I think music journalism must have fallen precipitously from where it was fifty to a hundred years ago. Back then people like George Bernard Shaw and Donald Francis Tovey were, respectively, writing criticism and program notes. Tovey's program notes were later collected and published as Essays in Musical Analysis. But now?
Here's how that article starts:

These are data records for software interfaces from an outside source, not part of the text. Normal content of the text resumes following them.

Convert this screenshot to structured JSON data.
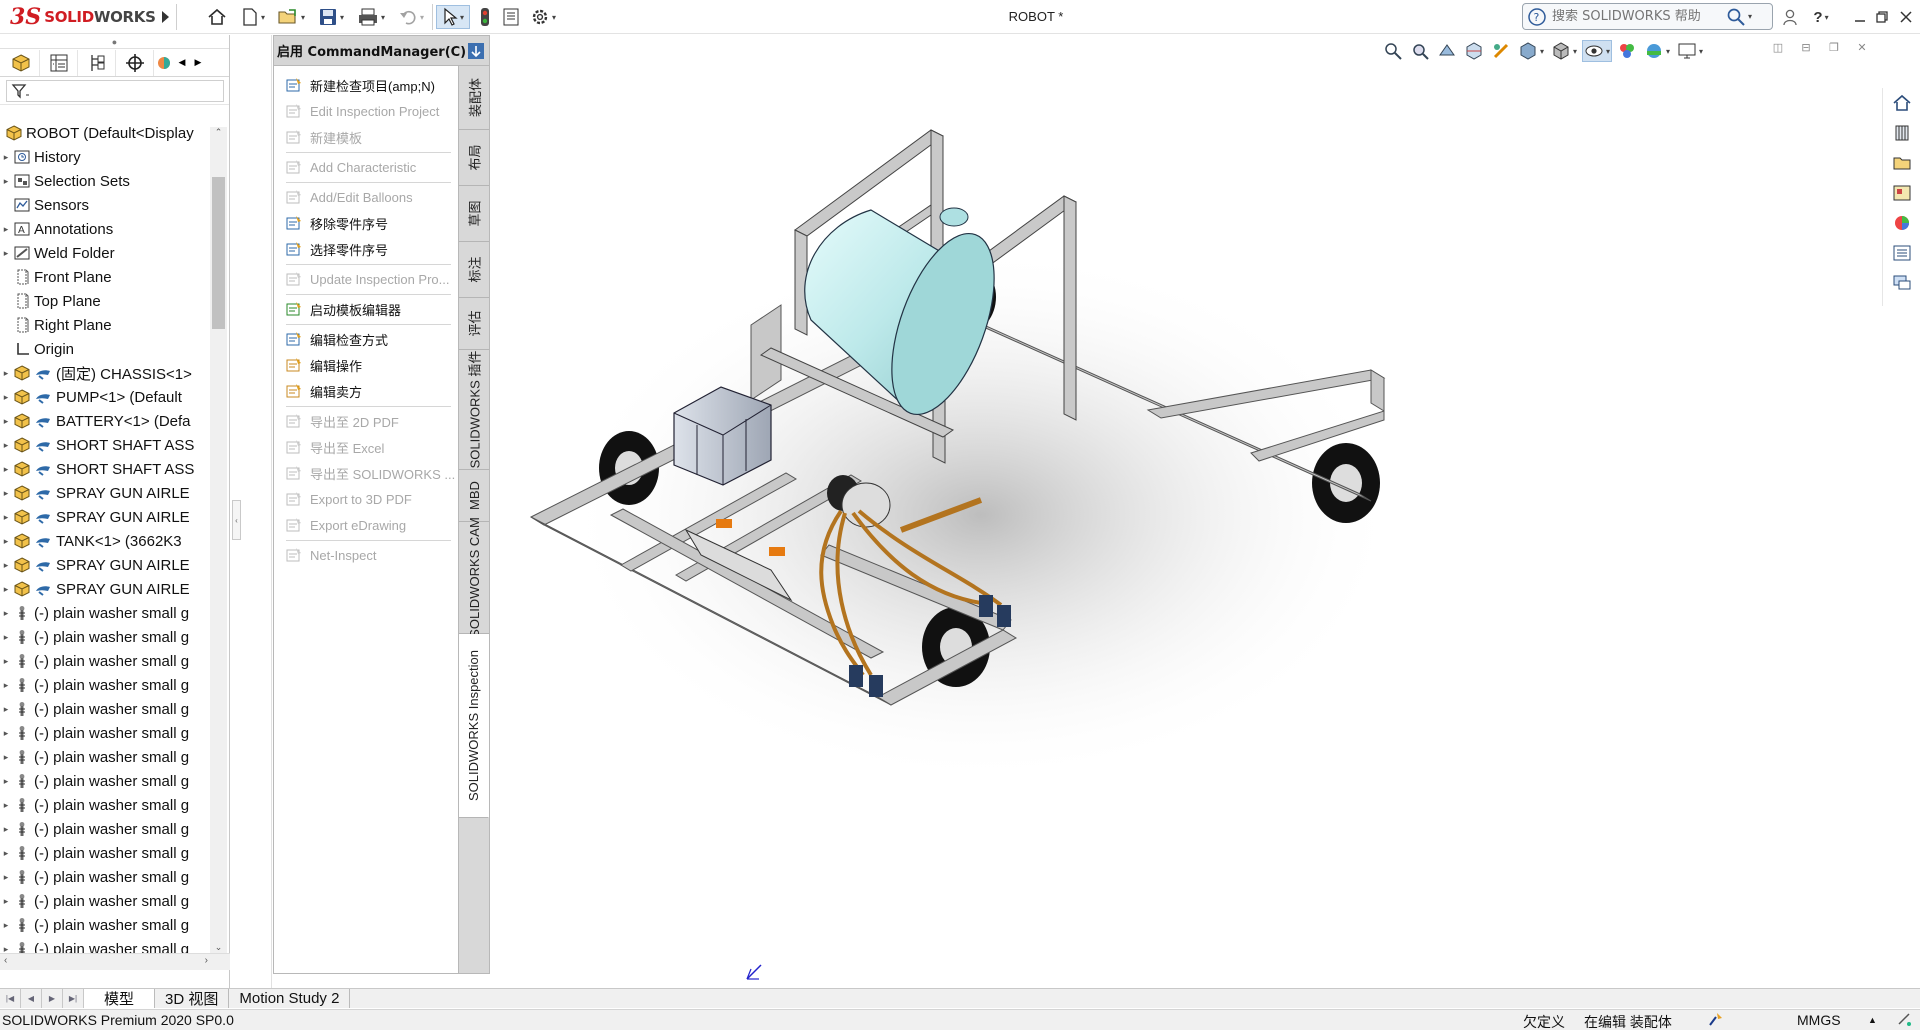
{
  "app": {
    "logo_ds": "3S",
    "logo_solid": "SOLID",
    "logo_works": "WORKS",
    "document_title": "ROBOT *",
    "search_placeholder": "搜索 SOLIDWORKS 帮助"
  },
  "feature_tree": {
    "root": "ROBOT  (Default<Display",
    "items": [
      {
        "label": "History",
        "kind": "history",
        "expand": true
      },
      {
        "label": "Selection Sets",
        "kind": "selection",
        "expand": true
      },
      {
        "label": "Sensors",
        "kind": "sensors",
        "expand": false
      },
      {
        "label": "Annotations",
        "kind": "annotations",
        "expand": true
      },
      {
        "label": "Weld Folder",
        "kind": "weld",
        "expand": true
      },
      {
        "label": "Front Plane",
        "kind": "plane",
        "expand": false
      },
      {
        "label": "Top Plane",
        "kind": "plane",
        "expand": false
      },
      {
        "label": "Right Plane",
        "kind": "plane",
        "expand": false
      },
      {
        "label": "Origin",
        "kind": "origin",
        "expand": false
      },
      {
        "label": "(固定) CHASSIS<1>",
        "kind": "asm",
        "expand": true
      },
      {
        "label": "PUMP<1> (Default",
        "kind": "asm",
        "expand": true
      },
      {
        "label": "BATTERY<1> (Defa",
        "kind": "asm",
        "expand": true
      },
      {
        "label": "SHORT SHAFT ASS",
        "kind": "asm",
        "expand": true
      },
      {
        "label": "SHORT SHAFT ASS",
        "kind": "asm",
        "expand": true
      },
      {
        "label": "SPRAY GUN AIRLE",
        "kind": "asm",
        "expand": true
      },
      {
        "label": "SPRAY GUN AIRLE",
        "kind": "asm",
        "expand": true
      },
      {
        "label": "TANK<1> (3662K3",
        "kind": "asm",
        "expand": true
      },
      {
        "label": "SPRAY GUN AIRLE",
        "kind": "asm",
        "expand": true
      },
      {
        "label": "SPRAY GUN AIRLE",
        "kind": "asm",
        "expand": true
      },
      {
        "label": "(-) plain washer small g",
        "kind": "part",
        "expand": true
      },
      {
        "label": "(-) plain washer small g",
        "kind": "part",
        "expand": true
      },
      {
        "label": "(-) plain washer small g",
        "kind": "part",
        "expand": true
      },
      {
        "label": "(-) plain washer small g",
        "kind": "part",
        "expand": true
      },
      {
        "label": "(-) plain washer small g",
        "kind": "part",
        "expand": true
      },
      {
        "label": "(-) plain washer small g",
        "kind": "part",
        "expand": true
      },
      {
        "label": "(-) plain washer small g",
        "kind": "part",
        "expand": true
      },
      {
        "label": "(-) plain washer small g",
        "kind": "part",
        "expand": true
      },
      {
        "label": "(-) plain washer small g",
        "kind": "part",
        "expand": true
      },
      {
        "label": "(-) plain washer small g",
        "kind": "part",
        "expand": true
      },
      {
        "label": "(-) plain washer small g",
        "kind": "part",
        "expand": true
      },
      {
        "label": "(-) plain washer small g",
        "kind": "part",
        "expand": true
      },
      {
        "label": "(-) plain washer small g",
        "kind": "part",
        "expand": true
      },
      {
        "label": "(-) plain washer small g",
        "kind": "part",
        "expand": true
      },
      {
        "label": "(-) plain washer small g",
        "kind": "part",
        "expand": true
      }
    ]
  },
  "command_manager": {
    "title": "启用 CommandManager(C)",
    "items": [
      {
        "label": "新建检查项目(amp;N)",
        "enabled": true,
        "icon": "new-inspection-project-icon"
      },
      {
        "label": "Edit Inspection Project",
        "enabled": false,
        "icon": "edit-inspection-project-icon"
      },
      {
        "label": "新建模板",
        "enabled": false,
        "icon": "new-template-icon"
      },
      {
        "sep": true
      },
      {
        "label": "Add Characteristic",
        "enabled": false,
        "icon": "add-characteristic-icon"
      },
      {
        "sep": true
      },
      {
        "label": "Add/Edit Balloons",
        "enabled": false,
        "icon": "balloons-icon"
      },
      {
        "label": "移除零件序号",
        "enabled": true,
        "icon": "remove-balloon-icon"
      },
      {
        "label": "选择零件序号",
        "enabled": true,
        "icon": "select-balloon-icon"
      },
      {
        "sep": true
      },
      {
        "label": "Update Inspection Pro...",
        "enabled": false,
        "icon": "update-inspection-icon"
      },
      {
        "sep": true
      },
      {
        "label": "启动模板编辑器",
        "enabled": true,
        "icon": "template-editor-icon"
      },
      {
        "sep": true
      },
      {
        "label": "编辑检查方式",
        "enabled": true,
        "icon": "edit-method-icon"
      },
      {
        "label": "编辑操作",
        "enabled": true,
        "icon": "edit-operation-icon"
      },
      {
        "label": "编辑卖方",
        "enabled": true,
        "icon": "edit-vendor-icon"
      },
      {
        "sep": true
      },
      {
        "label": "导出至 2D PDF",
        "enabled": false,
        "icon": "export-2d-pdf-icon"
      },
      {
        "label": "导出至 Excel",
        "enabled": false,
        "icon": "export-excel-icon"
      },
      {
        "label": "导出至 SOLIDWORKS ...",
        "enabled": false,
        "icon": "export-solidworks-icon"
      },
      {
        "label": "Export to 3D PDF",
        "enabled": false,
        "icon": "export-3d-pdf-icon"
      },
      {
        "label": "Export eDrawing",
        "enabled": false,
        "icon": "export-edrawing-icon"
      },
      {
        "sep": true
      },
      {
        "label": "Net-Inspect",
        "enabled": false,
        "icon": "net-inspect-icon"
      }
    ],
    "vertical_tabs": [
      "装配体",
      "布局",
      "草图",
      "标注",
      "评估",
      "SOLIDWORKS 插件",
      "MBD",
      "SOLIDWORKS CAM",
      "SOLIDWORKS Inspection"
    ]
  },
  "bottom_tabs": [
    "模型",
    "3D 视图",
    "Motion Study 2"
  ],
  "status": {
    "product": "SOLIDWORKS Premium 2020 SP0.0",
    "definition": "欠定义",
    "editing": "在编辑 装配体",
    "units": "MMGS",
    "units_caret": "▲"
  },
  "colors": {
    "brand_red": "#d01c22",
    "panel_bg": "#d6d6d6",
    "tank": "#bde9ea",
    "frame": "#c8c8c8",
    "hose": "#b3741f"
  }
}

The music of our time is the music of all time. I've just come up with that, but it's a pretty good motto for a new strand of what you'll be seeing on this blog for the next year. Next week, we launch a new series on contemporary classical music. Each week, I'll be giving a brief overview of the life, music, and online presence of the composers who matter the most to today's musical life, who have made the greatest difference to the last century's musical history - and, to be honest, the ones that mean the most to me, and, I hope, to you too!Once you wean yourself off this kind of writing, you start to see how annoying it is. For example, what could the first sentence possibly mean? It is like the long scene with the Architect in the second of the Matrix films that put a stake in the heart of the franchise: it sounds vaguely cool, but that is only because it is meaningless. This is the kind of pseudo-prose that would be right at home in a blue jeans commercial. Baby! The second sentence is nearly as annoying for two reasons: it tries to justify the first sentence, which is impossible, plus, misuse of the word "strand". One characteristic of journalists is that they have only a foggy acquaintance with the meaning of the words they attempt to use. The rest of the paragraph is just the usual hand-waving. Well, that was so much fun that it makes me want to 'fisk' the second paragraph as well:
Of course, a mere 52 weeks and 52 composers isn't enough time to reflect a cross-section of everything that's happening in contemporary music, but it is enough time to curate a new-music gallery that should open ears and minds to the music of today.How does one "reflect" a cross-section, anyway? Special goggles? The very vapidity of the prose makes me want to have nothing to do with anything "curated" by this person.
What sent me to the article was the very clever phrase mongered by Alex Ross:
"Contemporary" is broadly defined as "born in the past hundred years," plus Elliott Carter....Heh! Elliot Carter is, of course, that astonishingly long-lived and productive composer born December 11, 1908 which means he is coming up on his 104th birthday. And still getting commissions, by the way. The only person you could set beside Carter would be Jacques Barzun, born November 30, 1907, which means he is possibly the only person in the world of arts and letters that can call Elliot Carter "sonny".
The problem with music journalism is that it accepts all the current ideologies without question and mixes them with irrelevancies, personal biases and enthusiastic attacks on straw men. You come away from reading music journalism stupider and less informed than when you started. Hey, it's just like television! Do you insist on examples? Very well. Here is the head and sub-head for one of the articles in the series:
The five myths about contemporary classical music
Contemporary classical music is devoid of melody and appeal, all noise and no fun. At least, that's the cliche. But this is music that is very much at the heart of our modern worldA myth? So this tends to imply that contemporary classical music does have melody and appeal. I wonder if we could find a counter-example...
Catchy tunes! And so immediately appealing! I'll pass on fisking the article itself because I would just start citing those logical errors in medieval Latin and we don't want that. Ignoratio elenchi! Petitio principii!
But of course, there are certainly pieces of contemporary music that are melodic and appealing:
It's music journalism that needs to be avoided, not music.